Practice love to all and everything around you and your emotions are filled with the energy of peace and understanding and you meet more and more people that feel the same way.
We’re so scared to show others love because it makes us vulnerable. We think by opening ourselves up we can become hurt. That only happens when you chase the water to fill your basket for fulfillment. But when your basket’s already filled with all the beautiful gems your heart can muster you realise something that changes your life forever.
When you stop seeking love from others and create it within; you take back your power and suddenly all moments and interactions fulfil you. No matter how small.
Yes it stings when others end a relationship, or don’t return love back thereby creating a feeling of being ‘unloved’ by their actions. Standing in your power means you know what they do has nothing to do with me and everything to do with them. It’s like two people cycling, one’s on a mountain bike trail and the other’s on a paved road. Their paths overlap for a time and they both cycle next to each other, but at some point one has to remain on the road and the other returns to the trail. Their time cycling together was great but the tracks they’re on take them to different places.
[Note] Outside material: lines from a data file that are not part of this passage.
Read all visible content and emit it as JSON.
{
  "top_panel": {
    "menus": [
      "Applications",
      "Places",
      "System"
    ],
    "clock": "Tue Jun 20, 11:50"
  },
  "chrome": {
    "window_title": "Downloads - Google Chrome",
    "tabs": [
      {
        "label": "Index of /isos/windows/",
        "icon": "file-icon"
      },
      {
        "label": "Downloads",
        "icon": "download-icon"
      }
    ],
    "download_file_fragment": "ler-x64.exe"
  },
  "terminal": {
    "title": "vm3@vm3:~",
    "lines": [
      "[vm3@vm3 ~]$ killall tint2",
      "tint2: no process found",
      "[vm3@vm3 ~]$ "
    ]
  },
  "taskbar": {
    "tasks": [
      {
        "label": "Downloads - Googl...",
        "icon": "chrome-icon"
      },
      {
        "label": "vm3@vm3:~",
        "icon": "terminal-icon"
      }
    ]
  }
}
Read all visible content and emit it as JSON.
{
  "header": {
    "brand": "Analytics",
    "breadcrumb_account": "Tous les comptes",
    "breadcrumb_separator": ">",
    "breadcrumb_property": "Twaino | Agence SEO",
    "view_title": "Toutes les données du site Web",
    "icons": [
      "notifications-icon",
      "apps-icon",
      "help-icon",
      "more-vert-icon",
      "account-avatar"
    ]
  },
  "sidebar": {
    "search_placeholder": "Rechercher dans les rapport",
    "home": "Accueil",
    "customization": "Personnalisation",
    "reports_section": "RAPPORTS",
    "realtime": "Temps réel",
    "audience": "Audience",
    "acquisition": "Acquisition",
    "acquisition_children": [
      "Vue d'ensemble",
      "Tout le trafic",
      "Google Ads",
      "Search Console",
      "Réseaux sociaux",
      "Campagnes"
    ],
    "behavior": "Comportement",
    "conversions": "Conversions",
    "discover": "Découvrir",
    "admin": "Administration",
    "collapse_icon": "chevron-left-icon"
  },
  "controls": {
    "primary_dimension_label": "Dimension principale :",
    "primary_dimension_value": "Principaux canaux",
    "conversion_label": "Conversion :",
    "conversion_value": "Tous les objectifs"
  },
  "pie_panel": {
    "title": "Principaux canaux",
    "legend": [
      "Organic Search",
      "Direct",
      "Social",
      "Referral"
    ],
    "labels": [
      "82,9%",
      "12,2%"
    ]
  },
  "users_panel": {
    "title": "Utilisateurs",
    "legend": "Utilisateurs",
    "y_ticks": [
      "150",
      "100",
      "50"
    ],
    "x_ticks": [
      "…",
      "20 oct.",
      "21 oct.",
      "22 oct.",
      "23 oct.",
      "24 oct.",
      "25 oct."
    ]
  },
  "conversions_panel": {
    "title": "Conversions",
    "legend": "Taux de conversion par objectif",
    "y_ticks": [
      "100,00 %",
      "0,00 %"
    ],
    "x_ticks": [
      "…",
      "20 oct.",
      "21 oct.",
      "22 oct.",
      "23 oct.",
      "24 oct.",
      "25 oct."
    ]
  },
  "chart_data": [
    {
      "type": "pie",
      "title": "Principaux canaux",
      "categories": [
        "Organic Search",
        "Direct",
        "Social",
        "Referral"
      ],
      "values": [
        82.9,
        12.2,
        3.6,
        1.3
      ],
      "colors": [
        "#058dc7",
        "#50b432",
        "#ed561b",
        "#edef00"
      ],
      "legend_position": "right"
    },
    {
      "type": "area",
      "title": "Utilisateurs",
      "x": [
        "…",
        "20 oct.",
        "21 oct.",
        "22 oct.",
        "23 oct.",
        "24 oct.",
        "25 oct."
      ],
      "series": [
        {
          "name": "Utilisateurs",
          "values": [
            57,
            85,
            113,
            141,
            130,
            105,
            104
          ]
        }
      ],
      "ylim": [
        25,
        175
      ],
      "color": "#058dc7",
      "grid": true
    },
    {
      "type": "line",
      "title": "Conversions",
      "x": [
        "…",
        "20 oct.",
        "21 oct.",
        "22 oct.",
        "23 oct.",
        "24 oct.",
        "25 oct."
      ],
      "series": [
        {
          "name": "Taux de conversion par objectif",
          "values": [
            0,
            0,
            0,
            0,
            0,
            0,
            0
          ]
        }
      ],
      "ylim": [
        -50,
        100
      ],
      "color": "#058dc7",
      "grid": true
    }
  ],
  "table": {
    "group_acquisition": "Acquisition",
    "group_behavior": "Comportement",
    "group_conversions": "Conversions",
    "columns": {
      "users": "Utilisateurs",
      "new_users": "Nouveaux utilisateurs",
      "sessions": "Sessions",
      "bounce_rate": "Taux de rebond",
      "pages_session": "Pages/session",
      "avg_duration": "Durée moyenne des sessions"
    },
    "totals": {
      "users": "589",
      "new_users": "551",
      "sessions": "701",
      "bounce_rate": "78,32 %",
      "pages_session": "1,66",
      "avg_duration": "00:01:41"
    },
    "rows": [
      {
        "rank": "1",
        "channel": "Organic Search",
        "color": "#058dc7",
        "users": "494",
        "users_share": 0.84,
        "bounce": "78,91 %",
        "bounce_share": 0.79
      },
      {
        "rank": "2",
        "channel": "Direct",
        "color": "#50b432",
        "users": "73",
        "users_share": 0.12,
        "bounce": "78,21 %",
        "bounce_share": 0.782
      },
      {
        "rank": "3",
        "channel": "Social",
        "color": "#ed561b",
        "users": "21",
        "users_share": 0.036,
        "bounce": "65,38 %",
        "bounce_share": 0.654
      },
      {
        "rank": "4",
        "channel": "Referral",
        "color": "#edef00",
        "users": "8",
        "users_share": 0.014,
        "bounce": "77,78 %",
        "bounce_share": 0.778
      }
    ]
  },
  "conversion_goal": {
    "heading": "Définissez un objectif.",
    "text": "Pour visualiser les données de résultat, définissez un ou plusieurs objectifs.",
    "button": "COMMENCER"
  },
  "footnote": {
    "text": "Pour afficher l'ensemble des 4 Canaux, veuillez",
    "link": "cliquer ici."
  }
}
Living this cultivates a knowing that you never run out of love. You can give it to yourself as often as you like, whenever you feel like it. Others may come into our lives and enhance our experience but they never control whether we’re loved or not. Like being hungry, you have the food already, they just provide the spice to enhance the flavours.
The more you give, the more you get
Why is all of this self love talk so important? Because it speaks to Lisa’s comment. No matter who we shower our love on; it shouldn’t be for a day – it should be for a lifetime. By including those we may never meet in this giving we inadvertently get double. When our basket is full our natural propensity is to share it. For the greater good.
Understand that the more we give, the more we get. Just try it. Spend a day giving everyone you come into contact with love and see what an amazing day you have. Swap poison for gems. Maybe even buy a gemstone so whenever something makes you feel hateful, hold the gem as a wonderful reminder to stay grounded in what’s best for you – and keep filling your basket.
Our scarcity mindset doesn’t just exist with money – it’s alive and kicking with Love too. When you realise there truly is an abundance it’s refreshing to let go of that fear of lack and gratefully bathe in the never ending pool of abundance.
How often do you say out loud “I’m LOVING ….” (insert: yourself, this view; feeling great; this food; the rain; yourself)
Love is more than a day painted red. It’s more than ourselves and immediate circles. It’s all encompassing.
Start opening that heart of yours. It will change your life. And those around you.